+++ Source material +++

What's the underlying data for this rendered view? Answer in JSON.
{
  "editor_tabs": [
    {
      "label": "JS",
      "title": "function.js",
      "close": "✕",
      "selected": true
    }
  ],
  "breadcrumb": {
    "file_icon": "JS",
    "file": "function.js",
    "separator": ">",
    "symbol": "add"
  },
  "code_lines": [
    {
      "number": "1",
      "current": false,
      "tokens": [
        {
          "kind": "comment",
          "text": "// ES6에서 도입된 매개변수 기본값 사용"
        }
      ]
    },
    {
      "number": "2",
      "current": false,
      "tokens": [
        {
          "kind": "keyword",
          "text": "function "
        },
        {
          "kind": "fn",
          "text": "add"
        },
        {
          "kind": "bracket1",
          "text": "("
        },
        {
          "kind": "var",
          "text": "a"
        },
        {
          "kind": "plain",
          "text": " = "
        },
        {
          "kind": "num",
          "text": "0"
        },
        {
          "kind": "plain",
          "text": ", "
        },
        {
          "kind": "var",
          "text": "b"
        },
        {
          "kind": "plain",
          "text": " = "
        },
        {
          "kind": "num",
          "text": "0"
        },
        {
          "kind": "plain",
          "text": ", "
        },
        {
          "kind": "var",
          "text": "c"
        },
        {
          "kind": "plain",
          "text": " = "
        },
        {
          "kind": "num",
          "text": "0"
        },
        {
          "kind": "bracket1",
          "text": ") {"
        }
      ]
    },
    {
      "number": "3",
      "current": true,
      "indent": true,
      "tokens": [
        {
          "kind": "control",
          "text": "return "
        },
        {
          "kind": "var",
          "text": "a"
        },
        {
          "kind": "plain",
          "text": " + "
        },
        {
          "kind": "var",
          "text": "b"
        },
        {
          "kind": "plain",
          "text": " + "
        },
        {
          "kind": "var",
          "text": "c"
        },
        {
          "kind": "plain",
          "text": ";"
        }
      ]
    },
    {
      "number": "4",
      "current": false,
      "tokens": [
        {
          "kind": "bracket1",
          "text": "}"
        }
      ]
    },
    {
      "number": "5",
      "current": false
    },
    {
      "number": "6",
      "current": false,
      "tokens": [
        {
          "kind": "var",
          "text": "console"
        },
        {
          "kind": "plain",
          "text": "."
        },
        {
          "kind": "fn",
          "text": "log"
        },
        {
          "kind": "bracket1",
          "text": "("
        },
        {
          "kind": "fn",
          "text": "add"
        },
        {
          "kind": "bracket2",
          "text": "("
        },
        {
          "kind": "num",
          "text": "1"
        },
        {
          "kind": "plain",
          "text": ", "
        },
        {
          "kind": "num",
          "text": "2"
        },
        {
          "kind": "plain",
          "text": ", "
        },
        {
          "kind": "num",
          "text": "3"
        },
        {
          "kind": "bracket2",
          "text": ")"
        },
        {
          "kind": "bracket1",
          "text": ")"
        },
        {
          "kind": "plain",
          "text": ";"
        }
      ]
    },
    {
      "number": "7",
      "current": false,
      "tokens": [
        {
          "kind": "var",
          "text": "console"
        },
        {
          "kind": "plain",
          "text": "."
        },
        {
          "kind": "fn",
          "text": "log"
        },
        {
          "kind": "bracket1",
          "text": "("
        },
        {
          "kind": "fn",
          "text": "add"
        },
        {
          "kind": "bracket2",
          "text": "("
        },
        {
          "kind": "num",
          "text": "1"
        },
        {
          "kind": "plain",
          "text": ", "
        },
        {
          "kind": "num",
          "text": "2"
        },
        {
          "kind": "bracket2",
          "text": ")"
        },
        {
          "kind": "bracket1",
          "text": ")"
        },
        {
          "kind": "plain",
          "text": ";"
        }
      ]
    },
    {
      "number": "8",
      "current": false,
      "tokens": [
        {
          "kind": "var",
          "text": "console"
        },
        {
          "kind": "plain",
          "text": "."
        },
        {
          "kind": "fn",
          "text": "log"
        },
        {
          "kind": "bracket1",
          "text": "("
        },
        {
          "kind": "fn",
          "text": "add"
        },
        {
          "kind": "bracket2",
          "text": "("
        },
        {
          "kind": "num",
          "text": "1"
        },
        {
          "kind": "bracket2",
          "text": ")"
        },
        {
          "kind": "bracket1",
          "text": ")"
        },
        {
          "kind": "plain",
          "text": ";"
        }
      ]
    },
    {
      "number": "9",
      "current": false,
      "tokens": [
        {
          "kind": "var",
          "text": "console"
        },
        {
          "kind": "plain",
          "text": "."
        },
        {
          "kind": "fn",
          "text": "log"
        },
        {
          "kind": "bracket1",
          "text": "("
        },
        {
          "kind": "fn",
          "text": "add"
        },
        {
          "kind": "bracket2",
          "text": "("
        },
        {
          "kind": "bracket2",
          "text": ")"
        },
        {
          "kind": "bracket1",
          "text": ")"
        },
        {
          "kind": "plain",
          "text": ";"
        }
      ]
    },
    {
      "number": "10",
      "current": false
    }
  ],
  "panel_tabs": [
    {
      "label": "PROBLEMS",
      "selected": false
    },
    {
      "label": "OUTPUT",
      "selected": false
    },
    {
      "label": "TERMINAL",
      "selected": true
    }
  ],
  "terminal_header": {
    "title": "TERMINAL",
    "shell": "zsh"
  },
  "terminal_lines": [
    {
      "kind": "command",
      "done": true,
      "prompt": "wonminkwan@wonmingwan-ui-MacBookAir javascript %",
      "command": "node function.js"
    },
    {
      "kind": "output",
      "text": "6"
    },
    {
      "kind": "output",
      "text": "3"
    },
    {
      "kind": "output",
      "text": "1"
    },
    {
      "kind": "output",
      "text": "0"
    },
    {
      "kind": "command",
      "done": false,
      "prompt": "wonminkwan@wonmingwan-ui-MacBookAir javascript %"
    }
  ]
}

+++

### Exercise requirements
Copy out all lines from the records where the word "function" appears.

### Result of the exercise
      "title": "function.js",
    "file": "function.js",
          "text": "function "
      "command": "node function.js"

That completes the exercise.